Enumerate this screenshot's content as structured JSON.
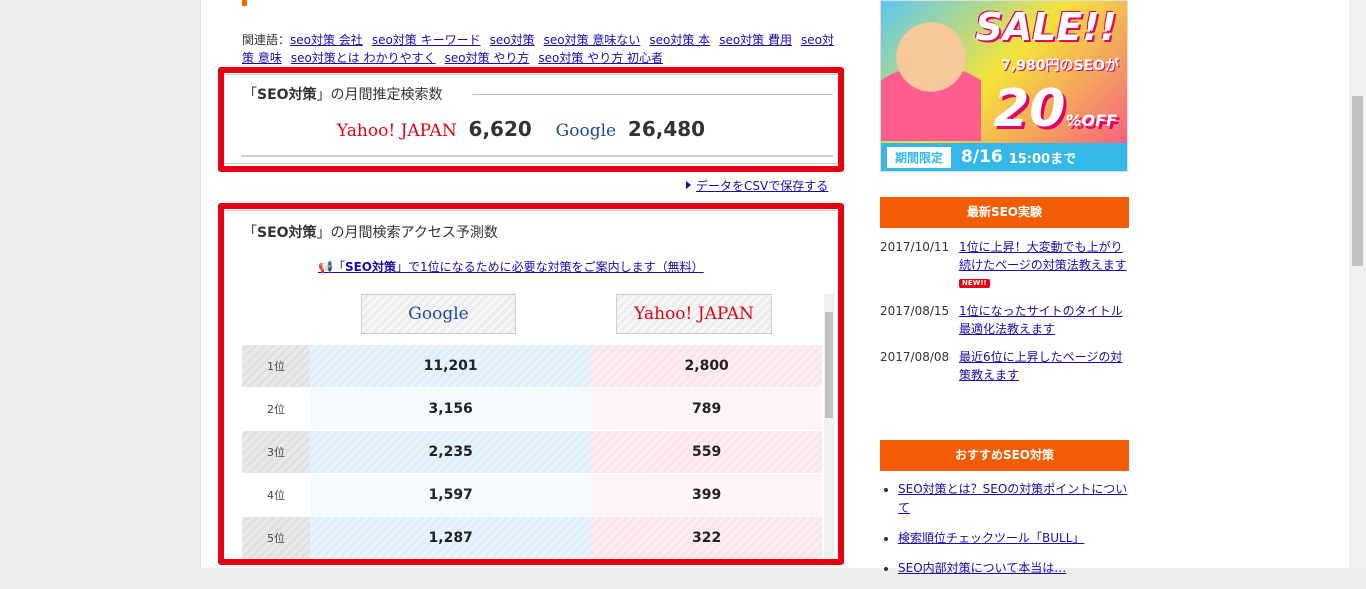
{
  "related": {
    "label": "関連語：",
    "links": [
      "seo対策 会社",
      "seo対策 キーワード",
      "seo対策",
      "seo対策 意味ない",
      "seo対策 本",
      "seo対策 費用",
      "seo対策 意味",
      "seo対策とは わかりやすく",
      "seo対策 やり方",
      "seo対策 やり方 初心者"
    ]
  },
  "volume": {
    "title_pre": "「",
    "title_kw": "SEO対策",
    "title_post": "」の月間推定検索数",
    "yahoo_label": "Yahoo! JAPAN",
    "yahoo_value": "6,620",
    "google_label": "Google",
    "google_value": "26,480"
  },
  "csv_link": "データをCSVで保存する",
  "access": {
    "title_pre": "「",
    "title_kw": "SEO対策",
    "title_post": "」の月間検索アクセス予測数",
    "promo_icon": "megaphone-icon",
    "promo_pre": "「",
    "promo_kw": "SEO対策",
    "promo_post": "」で1位になるために必要な対策をご案内します（無料）",
    "google_tab": "Google",
    "yahoo_tab": "Yahoo! JAPAN",
    "rows": [
      {
        "rank": "1位",
        "google": "11,201",
        "yahoo": "2,800"
      },
      {
        "rank": "2位",
        "google": "3,156",
        "yahoo": "789"
      },
      {
        "rank": "3位",
        "google": "2,235",
        "yahoo": "559"
      },
      {
        "rank": "4位",
        "google": "1,597",
        "yahoo": "399"
      },
      {
        "rank": "5位",
        "google": "1,287",
        "yahoo": "322"
      }
    ]
  },
  "banner": {
    "sale": "SALE!!",
    "sub": "7,980円のSEOが",
    "pct": "20",
    "pct_suffix": "%OFF",
    "tag": "期間限定",
    "date": "8/16",
    "time": "15:00まで"
  },
  "latest": {
    "title": "最新SEO実験",
    "items": [
      {
        "date": "2017/10/11",
        "text": "1位に上昇！大変動でも上がり続けたページの対策法教えます",
        "badge": "NEW!!"
      },
      {
        "date": "2017/08/15",
        "text": "1位になったサイトのタイトル最適化法教えます"
      },
      {
        "date": "2017/08/08",
        "text": "最近6位に上昇したページの対策教えます"
      }
    ]
  },
  "recommend": {
    "title": "おすすめSEO対策",
    "items": [
      "SEO対策とは？SEOの対策ポイントについて",
      "検索順位チェックツール「BULL」",
      "SEO内部対策について本当は…"
    ]
  }
}
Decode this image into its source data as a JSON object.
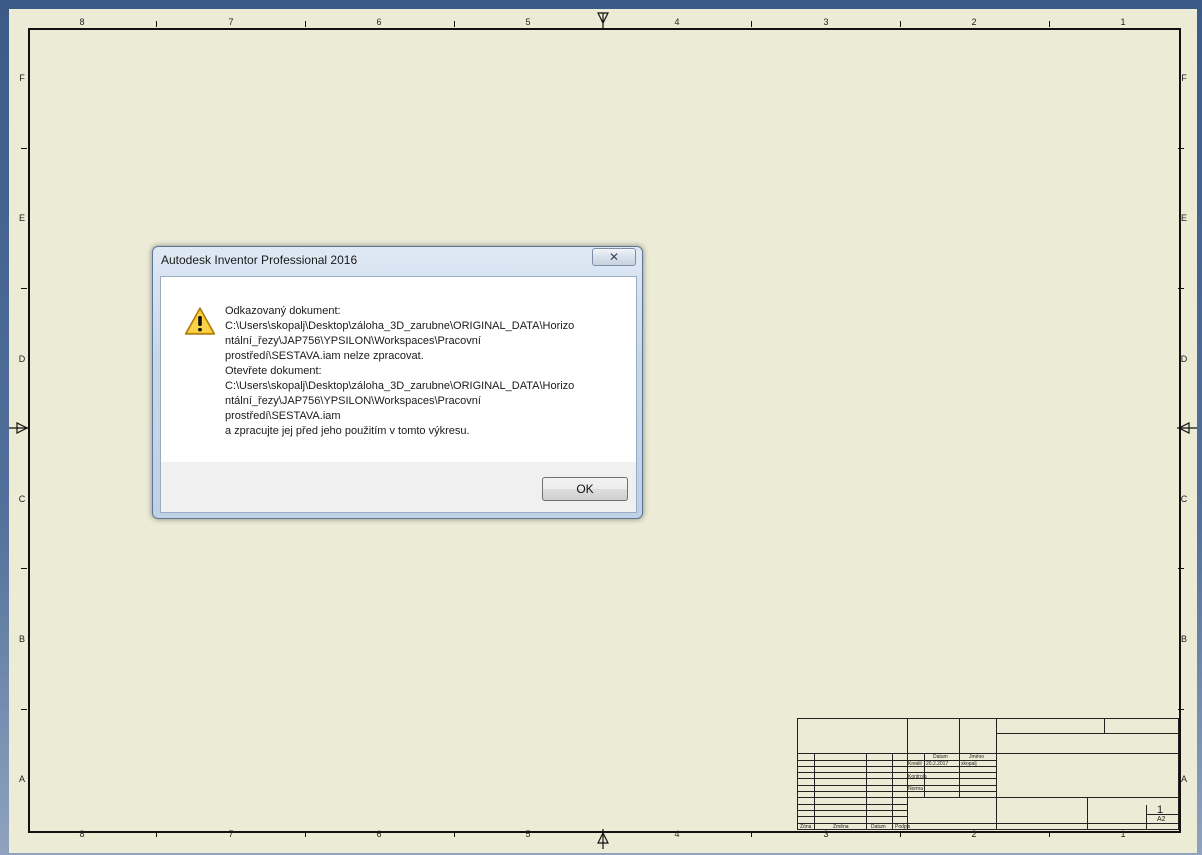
{
  "drawing": {
    "column_labels": [
      "8",
      "7",
      "6",
      "5",
      "4",
      "3",
      "2",
      "1"
    ],
    "row_labels": [
      "F",
      "E",
      "D",
      "C",
      "B",
      "A"
    ],
    "title_block": {
      "datum_label": "Datum",
      "jmeno_label": "Jméno",
      "kreslil_label": "Kreslil",
      "kreslil_date": "20.2.2017",
      "kreslil_name": "skopalj",
      "kontrola_label": "Kontrola",
      "norma_label": "Norma",
      "zona_label": "Zóna",
      "zmena_label": "Změna",
      "datum_label_2": "Datum",
      "podpis_label": "Podpis",
      "sheet_number": "1",
      "sheet_format": "A2"
    }
  },
  "dialog": {
    "title": "Autodesk Inventor Professional 2016",
    "close_glyph": "✕",
    "icon": "warning-icon",
    "message_lines": [
      "Odkazovaný dokument:",
      "C:\\Users\\skopalj\\Desktop\\záloha_3D_zarubne\\ORIGINAL_DATA\\Horizo",
      "ntální_řezy\\JAP756\\YPSILON\\Workspaces\\Pracovní",
      "prostředí\\SESTAVA.iam nelze zpracovat.",
      "Otevřete dokument:",
      "C:\\Users\\skopalj\\Desktop\\záloha_3D_zarubne\\ORIGINAL_DATA\\Horizo",
      "ntální_řezy\\JAP756\\YPSILON\\Workspaces\\Pracovní",
      "prostředí\\SESTAVA.iam",
      "a zpracujte jej před jeho použitím v tomto výkresu."
    ],
    "ok_label": "OK"
  },
  "colors": {
    "sheet": "#ecebd6",
    "background": "#3b5a86",
    "warning": "#f2b705"
  }
}
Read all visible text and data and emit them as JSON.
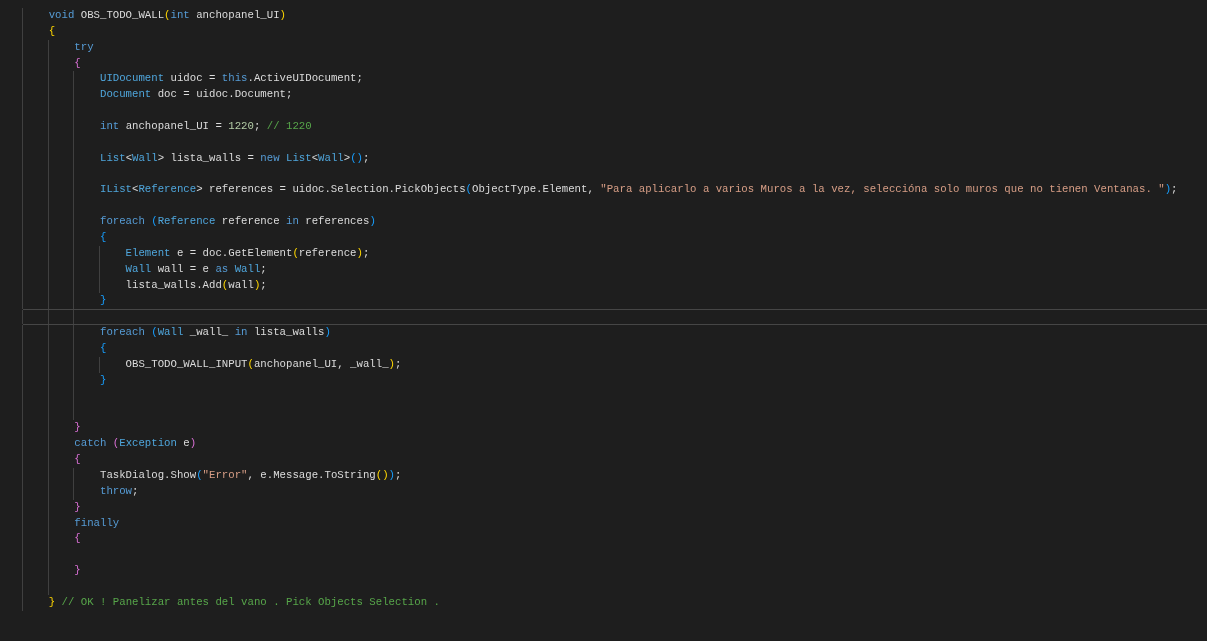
{
  "editor": {
    "lines": [
      {
        "current": false,
        "tokens": [
          {
            "text": "    void",
            "kind": "kw"
          },
          {
            "text": " OBS_TODO_WALL",
            "kind": "plain"
          },
          {
            "text": "(",
            "kind": "p1"
          },
          {
            "text": "int",
            "kind": "kw"
          },
          {
            "text": " anchopanel_UI",
            "kind": "plain"
          },
          {
            "text": ")",
            "kind": "p1"
          }
        ]
      },
      {
        "current": false,
        "tokens": [
          {
            "text": "    {",
            "kind": "p1"
          }
        ]
      },
      {
        "current": false,
        "tokens": [
          {
            "text": "        try",
            "kind": "kw"
          }
        ]
      },
      {
        "current": false,
        "tokens": [
          {
            "text": "        {",
            "kind": "p2"
          }
        ]
      },
      {
        "current": false,
        "tokens": [
          {
            "text": "            UIDocument",
            "kind": "type"
          },
          {
            "text": " uidoc = ",
            "kind": "plain"
          },
          {
            "text": "this",
            "kind": "kw"
          },
          {
            "text": ".ActiveUIDocument;",
            "kind": "plain"
          }
        ]
      },
      {
        "current": false,
        "tokens": [
          {
            "text": "            Document",
            "kind": "type"
          },
          {
            "text": " doc = uidoc.Document;",
            "kind": "plain"
          }
        ]
      },
      {
        "current": false
      },
      {
        "current": false,
        "tokens": [
          {
            "text": "            int",
            "kind": "kw"
          },
          {
            "text": " anchopanel_UI = ",
            "kind": "plain"
          },
          {
            "text": "1220",
            "kind": "num"
          },
          {
            "text": "; ",
            "kind": "plain"
          },
          {
            "text": "// 1220",
            "kind": "comment"
          }
        ]
      },
      {
        "current": false
      },
      {
        "current": false,
        "tokens": [
          {
            "text": "            List",
            "kind": "type"
          },
          {
            "text": "<",
            "kind": "plain"
          },
          {
            "text": "Wall",
            "kind": "type"
          },
          {
            "text": "> lista_walls = ",
            "kind": "plain"
          },
          {
            "text": "new",
            "kind": "kw"
          },
          {
            "text": " List",
            "kind": "type"
          },
          {
            "text": "<",
            "kind": "plain"
          },
          {
            "text": "Wall",
            "kind": "type"
          },
          {
            "text": ">",
            "kind": "plain"
          },
          {
            "text": "()",
            "kind": "p3"
          },
          {
            "text": ";",
            "kind": "plain"
          }
        ]
      },
      {
        "current": false
      },
      {
        "current": false,
        "tokens": [
          {
            "text": "            IList",
            "kind": "type"
          },
          {
            "text": "<",
            "kind": "plain"
          },
          {
            "text": "Reference",
            "kind": "type"
          },
          {
            "text": "> references = uidoc.Selection.PickObjects",
            "kind": "plain"
          },
          {
            "text": "(",
            "kind": "p3"
          },
          {
            "text": "ObjectType.Element, ",
            "kind": "plain"
          },
          {
            "text": "\"Para aplicarlo a varios Muros a la vez, seleccióna solo muros que no tienen Ventanas. \"",
            "kind": "str"
          },
          {
            "text": ")",
            "kind": "p3"
          },
          {
            "text": ";",
            "kind": "plain"
          }
        ]
      },
      {
        "current": false
      },
      {
        "current": false,
        "tokens": [
          {
            "text": "            foreach",
            "kind": "kw"
          },
          {
            "text": " (",
            "kind": "p3"
          },
          {
            "text": "Reference",
            "kind": "type"
          },
          {
            "text": " reference ",
            "kind": "plain"
          },
          {
            "text": "in",
            "kind": "kw"
          },
          {
            "text": " references",
            "kind": "plain"
          },
          {
            "text": ")",
            "kind": "p3"
          }
        ]
      },
      {
        "current": false,
        "tokens": [
          {
            "text": "            {",
            "kind": "p3"
          }
        ]
      },
      {
        "current": false,
        "tokens": [
          {
            "text": "                Element",
            "kind": "type"
          },
          {
            "text": " e = doc.GetElement",
            "kind": "plain"
          },
          {
            "text": "(",
            "kind": "p1"
          },
          {
            "text": "reference",
            "kind": "plain"
          },
          {
            "text": ")",
            "kind": "p1"
          },
          {
            "text": ";",
            "kind": "plain"
          }
        ]
      },
      {
        "current": false,
        "tokens": [
          {
            "text": "                Wall",
            "kind": "type"
          },
          {
            "text": " wall = e ",
            "kind": "plain"
          },
          {
            "text": "as",
            "kind": "kw"
          },
          {
            "text": " Wall",
            "kind": "type"
          },
          {
            "text": ";",
            "kind": "plain"
          }
        ]
      },
      {
        "current": false,
        "tokens": [
          {
            "text": "                lista_walls.Add",
            "kind": "plain"
          },
          {
            "text": "(",
            "kind": "p1"
          },
          {
            "text": "wall",
            "kind": "plain"
          },
          {
            "text": ")",
            "kind": "p1"
          },
          {
            "text": ";",
            "kind": "plain"
          }
        ]
      },
      {
        "current": false,
        "tokens": [
          {
            "text": "            }",
            "kind": "p3"
          }
        ]
      },
      {
        "current": true
      },
      {
        "current": false,
        "tokens": [
          {
            "text": "            foreach",
            "kind": "kw"
          },
          {
            "text": " (",
            "kind": "p3"
          },
          {
            "text": "Wall",
            "kind": "type"
          },
          {
            "text": " _wall_ ",
            "kind": "plain"
          },
          {
            "text": "in",
            "kind": "kw"
          },
          {
            "text": " lista_walls",
            "kind": "plain"
          },
          {
            "text": ")",
            "kind": "p3"
          }
        ]
      },
      {
        "current": false,
        "tokens": [
          {
            "text": "            {",
            "kind": "p3"
          }
        ]
      },
      {
        "current": false,
        "tokens": [
          {
            "text": "                OBS_TODO_WALL_INPUT",
            "kind": "plain"
          },
          {
            "text": "(",
            "kind": "p1"
          },
          {
            "text": "anchopanel_UI, _wall_",
            "kind": "plain"
          },
          {
            "text": ")",
            "kind": "p1"
          },
          {
            "text": ";",
            "kind": "plain"
          }
        ]
      },
      {
        "current": false,
        "tokens": [
          {
            "text": "            }",
            "kind": "p3"
          }
        ]
      },
      {
        "current": false
      },
      {
        "current": false
      },
      {
        "current": false,
        "tokens": [
          {
            "text": "        }",
            "kind": "p2"
          }
        ]
      },
      {
        "current": false,
        "tokens": [
          {
            "text": "        catch",
            "kind": "kw"
          },
          {
            "text": " (",
            "kind": "p2"
          },
          {
            "text": "Exception",
            "kind": "type"
          },
          {
            "text": " e",
            "kind": "plain"
          },
          {
            "text": ")",
            "kind": "p2"
          }
        ]
      },
      {
        "current": false,
        "tokens": [
          {
            "text": "        {",
            "kind": "p2"
          }
        ]
      },
      {
        "current": false,
        "tokens": [
          {
            "text": "            TaskDialog.Show",
            "kind": "plain"
          },
          {
            "text": "(",
            "kind": "p3"
          },
          {
            "text": "\"Error\"",
            "kind": "str"
          },
          {
            "text": ", e.Message.ToString",
            "kind": "plain"
          },
          {
            "text": "()",
            "kind": "p1"
          },
          {
            "text": ")",
            "kind": "p3"
          },
          {
            "text": ";",
            "kind": "plain"
          }
        ]
      },
      {
        "current": false,
        "tokens": [
          {
            "text": "            throw",
            "kind": "kw"
          },
          {
            "text": ";",
            "kind": "plain"
          }
        ]
      },
      {
        "current": false,
        "tokens": [
          {
            "text": "        }",
            "kind": "p2"
          }
        ]
      },
      {
        "current": false,
        "tokens": [
          {
            "text": "        finally",
            "kind": "kw"
          }
        ]
      },
      {
        "current": false,
        "tokens": [
          {
            "text": "        {",
            "kind": "p2"
          }
        ]
      },
      {
        "current": false
      },
      {
        "current": false,
        "tokens": [
          {
            "text": "        }",
            "kind": "p2"
          }
        ]
      },
      {
        "current": false
      },
      {
        "current": false,
        "tokens": [
          {
            "text": "    }",
            "kind": "p1"
          },
          {
            "text": " // OK ! Panelizar antes del vano . Pick Objects Selection .",
            "kind": "comment"
          }
        ]
      }
    ]
  }
}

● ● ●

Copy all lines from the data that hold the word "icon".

[RESULT]
    "promo_icon": "megaphone-icon",
    "icon": "warning-icon",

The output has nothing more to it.